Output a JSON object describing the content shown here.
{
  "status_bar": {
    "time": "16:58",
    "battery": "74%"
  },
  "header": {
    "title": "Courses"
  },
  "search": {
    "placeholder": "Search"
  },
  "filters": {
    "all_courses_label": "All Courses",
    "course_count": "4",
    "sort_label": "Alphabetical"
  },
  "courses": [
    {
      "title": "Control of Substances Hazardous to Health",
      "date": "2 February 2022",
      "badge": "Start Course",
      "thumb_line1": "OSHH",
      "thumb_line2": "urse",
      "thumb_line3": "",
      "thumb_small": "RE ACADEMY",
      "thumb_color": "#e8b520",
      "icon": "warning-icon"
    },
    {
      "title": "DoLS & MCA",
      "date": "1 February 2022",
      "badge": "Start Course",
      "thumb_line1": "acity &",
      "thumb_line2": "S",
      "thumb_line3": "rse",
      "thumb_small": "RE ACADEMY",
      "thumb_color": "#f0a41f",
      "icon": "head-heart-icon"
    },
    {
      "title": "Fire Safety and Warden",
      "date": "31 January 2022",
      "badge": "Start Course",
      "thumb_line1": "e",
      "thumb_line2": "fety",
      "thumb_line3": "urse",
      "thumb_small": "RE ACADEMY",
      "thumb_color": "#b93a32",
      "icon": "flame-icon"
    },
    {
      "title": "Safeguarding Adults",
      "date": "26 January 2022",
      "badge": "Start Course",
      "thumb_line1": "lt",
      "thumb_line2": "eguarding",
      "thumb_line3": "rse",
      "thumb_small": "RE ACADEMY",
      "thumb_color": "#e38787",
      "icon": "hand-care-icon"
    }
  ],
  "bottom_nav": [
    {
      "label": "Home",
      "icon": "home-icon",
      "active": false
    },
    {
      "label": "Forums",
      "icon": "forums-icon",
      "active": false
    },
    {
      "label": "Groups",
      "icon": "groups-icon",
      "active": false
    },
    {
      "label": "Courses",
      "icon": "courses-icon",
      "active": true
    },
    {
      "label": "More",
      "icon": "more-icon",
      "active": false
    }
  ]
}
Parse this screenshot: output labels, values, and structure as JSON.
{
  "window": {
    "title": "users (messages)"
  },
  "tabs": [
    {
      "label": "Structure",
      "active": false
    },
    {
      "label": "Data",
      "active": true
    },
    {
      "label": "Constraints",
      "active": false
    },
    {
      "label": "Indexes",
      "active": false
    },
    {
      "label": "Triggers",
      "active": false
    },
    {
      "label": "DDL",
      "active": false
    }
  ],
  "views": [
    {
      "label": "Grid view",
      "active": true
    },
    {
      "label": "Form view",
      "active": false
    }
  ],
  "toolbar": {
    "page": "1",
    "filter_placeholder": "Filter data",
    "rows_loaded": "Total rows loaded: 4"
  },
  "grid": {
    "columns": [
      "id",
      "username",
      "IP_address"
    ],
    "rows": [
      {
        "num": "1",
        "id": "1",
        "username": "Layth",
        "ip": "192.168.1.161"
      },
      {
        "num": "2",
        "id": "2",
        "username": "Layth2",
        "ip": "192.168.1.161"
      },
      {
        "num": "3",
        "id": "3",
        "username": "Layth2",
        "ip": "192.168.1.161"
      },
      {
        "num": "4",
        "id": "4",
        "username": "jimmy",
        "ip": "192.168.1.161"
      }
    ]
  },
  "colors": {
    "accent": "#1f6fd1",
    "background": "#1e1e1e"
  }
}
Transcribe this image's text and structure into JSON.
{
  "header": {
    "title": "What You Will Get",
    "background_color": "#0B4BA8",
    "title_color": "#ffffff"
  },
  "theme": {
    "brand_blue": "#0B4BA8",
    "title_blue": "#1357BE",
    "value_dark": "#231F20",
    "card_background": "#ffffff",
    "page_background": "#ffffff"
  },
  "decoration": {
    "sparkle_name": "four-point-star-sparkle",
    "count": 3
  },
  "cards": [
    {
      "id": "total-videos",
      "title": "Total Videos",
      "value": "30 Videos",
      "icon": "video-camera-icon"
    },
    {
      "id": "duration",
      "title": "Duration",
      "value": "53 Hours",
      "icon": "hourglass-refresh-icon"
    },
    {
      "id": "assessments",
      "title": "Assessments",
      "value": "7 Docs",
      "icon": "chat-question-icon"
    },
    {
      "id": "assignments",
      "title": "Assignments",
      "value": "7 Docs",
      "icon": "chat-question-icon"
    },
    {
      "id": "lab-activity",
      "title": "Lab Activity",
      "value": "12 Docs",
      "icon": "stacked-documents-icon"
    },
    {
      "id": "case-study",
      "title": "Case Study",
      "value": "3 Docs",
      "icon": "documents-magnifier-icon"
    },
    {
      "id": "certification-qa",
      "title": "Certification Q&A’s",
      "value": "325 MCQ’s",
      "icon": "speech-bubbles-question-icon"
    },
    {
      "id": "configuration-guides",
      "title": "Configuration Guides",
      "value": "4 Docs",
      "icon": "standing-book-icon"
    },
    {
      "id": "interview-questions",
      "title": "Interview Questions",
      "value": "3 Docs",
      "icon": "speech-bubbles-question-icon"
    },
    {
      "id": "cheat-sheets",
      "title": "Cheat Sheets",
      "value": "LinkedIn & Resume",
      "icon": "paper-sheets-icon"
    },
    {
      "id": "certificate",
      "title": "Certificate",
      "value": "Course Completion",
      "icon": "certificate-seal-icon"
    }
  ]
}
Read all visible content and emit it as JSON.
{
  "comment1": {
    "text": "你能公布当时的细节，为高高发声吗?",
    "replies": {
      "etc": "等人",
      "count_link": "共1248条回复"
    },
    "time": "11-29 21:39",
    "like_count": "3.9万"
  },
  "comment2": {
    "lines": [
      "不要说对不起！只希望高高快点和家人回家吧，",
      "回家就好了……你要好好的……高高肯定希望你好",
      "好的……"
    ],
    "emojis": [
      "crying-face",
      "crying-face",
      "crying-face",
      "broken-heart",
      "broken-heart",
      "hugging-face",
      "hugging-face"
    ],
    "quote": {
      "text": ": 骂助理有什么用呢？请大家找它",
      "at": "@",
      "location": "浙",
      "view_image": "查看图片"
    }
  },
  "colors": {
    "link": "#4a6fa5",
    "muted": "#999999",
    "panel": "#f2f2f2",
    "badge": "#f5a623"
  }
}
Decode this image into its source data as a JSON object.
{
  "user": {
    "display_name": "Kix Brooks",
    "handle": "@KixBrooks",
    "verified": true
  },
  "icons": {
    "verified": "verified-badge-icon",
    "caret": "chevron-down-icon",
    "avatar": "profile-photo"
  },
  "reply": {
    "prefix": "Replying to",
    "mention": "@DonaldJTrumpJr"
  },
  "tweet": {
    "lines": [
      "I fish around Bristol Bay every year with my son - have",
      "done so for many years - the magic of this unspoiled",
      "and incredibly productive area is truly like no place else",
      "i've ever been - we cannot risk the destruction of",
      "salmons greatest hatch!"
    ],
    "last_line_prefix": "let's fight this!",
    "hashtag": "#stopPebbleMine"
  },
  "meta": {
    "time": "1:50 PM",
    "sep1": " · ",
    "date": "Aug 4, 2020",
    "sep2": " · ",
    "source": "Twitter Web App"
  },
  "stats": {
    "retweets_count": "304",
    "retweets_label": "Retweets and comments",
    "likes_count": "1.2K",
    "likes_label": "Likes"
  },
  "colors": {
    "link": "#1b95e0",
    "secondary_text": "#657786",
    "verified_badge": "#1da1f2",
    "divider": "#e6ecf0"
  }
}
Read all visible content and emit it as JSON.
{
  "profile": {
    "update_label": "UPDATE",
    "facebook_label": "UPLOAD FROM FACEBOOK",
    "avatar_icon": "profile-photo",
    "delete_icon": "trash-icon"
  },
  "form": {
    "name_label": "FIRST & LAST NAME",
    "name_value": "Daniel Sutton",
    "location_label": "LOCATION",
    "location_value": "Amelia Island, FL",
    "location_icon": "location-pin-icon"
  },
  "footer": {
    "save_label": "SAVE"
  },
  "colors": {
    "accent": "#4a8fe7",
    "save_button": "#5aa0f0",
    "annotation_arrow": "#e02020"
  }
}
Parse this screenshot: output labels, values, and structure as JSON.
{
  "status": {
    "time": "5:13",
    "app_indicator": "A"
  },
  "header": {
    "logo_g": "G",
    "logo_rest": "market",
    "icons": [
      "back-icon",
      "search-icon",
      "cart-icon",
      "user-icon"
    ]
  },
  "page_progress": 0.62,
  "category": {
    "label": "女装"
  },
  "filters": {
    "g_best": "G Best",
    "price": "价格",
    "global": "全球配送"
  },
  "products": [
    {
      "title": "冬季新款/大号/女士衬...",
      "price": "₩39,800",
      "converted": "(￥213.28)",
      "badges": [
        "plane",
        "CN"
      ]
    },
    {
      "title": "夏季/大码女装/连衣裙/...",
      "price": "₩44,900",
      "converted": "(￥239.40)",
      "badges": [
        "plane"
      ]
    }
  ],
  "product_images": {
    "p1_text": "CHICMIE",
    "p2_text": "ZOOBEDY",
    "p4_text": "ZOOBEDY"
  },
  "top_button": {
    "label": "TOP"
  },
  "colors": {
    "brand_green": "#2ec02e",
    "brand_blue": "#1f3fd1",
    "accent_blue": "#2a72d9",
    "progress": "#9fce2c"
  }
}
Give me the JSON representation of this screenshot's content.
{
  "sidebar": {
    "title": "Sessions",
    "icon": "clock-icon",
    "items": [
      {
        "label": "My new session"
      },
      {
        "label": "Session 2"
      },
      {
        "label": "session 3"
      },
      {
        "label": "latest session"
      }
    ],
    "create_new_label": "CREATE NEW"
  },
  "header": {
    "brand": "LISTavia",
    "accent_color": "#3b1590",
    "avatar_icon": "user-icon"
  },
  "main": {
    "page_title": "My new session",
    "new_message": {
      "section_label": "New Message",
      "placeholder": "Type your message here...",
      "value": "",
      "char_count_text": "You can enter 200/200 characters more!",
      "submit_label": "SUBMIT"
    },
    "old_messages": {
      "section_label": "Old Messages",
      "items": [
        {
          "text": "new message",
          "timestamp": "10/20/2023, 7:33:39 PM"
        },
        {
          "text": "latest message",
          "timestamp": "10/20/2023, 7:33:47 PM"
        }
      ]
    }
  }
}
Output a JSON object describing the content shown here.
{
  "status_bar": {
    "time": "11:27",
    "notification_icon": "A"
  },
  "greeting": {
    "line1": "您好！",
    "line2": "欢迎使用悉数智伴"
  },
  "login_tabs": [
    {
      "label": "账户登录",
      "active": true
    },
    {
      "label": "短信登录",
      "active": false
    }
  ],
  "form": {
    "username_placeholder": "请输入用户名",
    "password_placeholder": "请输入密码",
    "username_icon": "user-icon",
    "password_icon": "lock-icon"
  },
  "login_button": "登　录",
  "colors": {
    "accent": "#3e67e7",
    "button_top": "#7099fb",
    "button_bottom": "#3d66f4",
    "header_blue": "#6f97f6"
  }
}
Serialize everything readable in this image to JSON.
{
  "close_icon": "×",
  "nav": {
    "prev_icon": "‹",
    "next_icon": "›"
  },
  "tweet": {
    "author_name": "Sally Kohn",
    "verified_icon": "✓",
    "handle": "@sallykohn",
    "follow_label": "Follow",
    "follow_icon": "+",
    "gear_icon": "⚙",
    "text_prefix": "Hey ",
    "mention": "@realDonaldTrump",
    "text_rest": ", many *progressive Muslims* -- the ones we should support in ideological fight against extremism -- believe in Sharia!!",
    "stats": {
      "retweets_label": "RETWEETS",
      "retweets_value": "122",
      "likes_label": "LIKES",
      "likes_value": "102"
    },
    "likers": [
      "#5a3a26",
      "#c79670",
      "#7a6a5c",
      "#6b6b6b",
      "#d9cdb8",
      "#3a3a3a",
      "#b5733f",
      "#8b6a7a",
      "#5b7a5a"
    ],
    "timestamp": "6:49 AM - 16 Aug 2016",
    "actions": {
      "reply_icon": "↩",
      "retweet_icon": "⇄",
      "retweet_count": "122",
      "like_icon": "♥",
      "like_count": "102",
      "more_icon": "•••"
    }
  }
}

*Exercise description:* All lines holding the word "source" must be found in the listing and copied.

*Solved problem:*
Decode this image into its source data as a JSON object.
    "source": "Twitter Web App"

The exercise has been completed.